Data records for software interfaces

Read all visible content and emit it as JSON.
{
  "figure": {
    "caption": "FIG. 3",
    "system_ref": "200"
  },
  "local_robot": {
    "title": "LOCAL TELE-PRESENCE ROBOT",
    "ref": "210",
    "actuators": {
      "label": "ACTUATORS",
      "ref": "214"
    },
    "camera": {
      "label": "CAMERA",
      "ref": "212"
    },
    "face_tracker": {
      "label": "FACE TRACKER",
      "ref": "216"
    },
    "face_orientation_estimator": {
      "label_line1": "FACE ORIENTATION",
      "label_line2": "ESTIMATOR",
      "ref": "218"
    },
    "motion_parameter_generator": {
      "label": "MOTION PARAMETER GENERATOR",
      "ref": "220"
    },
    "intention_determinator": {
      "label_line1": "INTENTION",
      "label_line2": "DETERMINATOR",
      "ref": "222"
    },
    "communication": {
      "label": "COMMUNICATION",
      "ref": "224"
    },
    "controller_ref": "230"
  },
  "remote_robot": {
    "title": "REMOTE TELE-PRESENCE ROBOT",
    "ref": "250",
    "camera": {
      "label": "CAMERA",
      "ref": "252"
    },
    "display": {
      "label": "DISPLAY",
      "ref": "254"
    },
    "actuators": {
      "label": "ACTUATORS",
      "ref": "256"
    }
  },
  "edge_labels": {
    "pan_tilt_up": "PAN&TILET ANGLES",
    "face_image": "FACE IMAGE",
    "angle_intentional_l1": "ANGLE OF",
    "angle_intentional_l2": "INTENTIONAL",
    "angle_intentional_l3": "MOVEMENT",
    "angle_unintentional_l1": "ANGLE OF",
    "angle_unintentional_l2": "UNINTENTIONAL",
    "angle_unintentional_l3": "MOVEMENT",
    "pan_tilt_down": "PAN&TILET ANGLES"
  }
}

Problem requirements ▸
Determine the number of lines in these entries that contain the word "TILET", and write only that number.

Exercise result ▸
2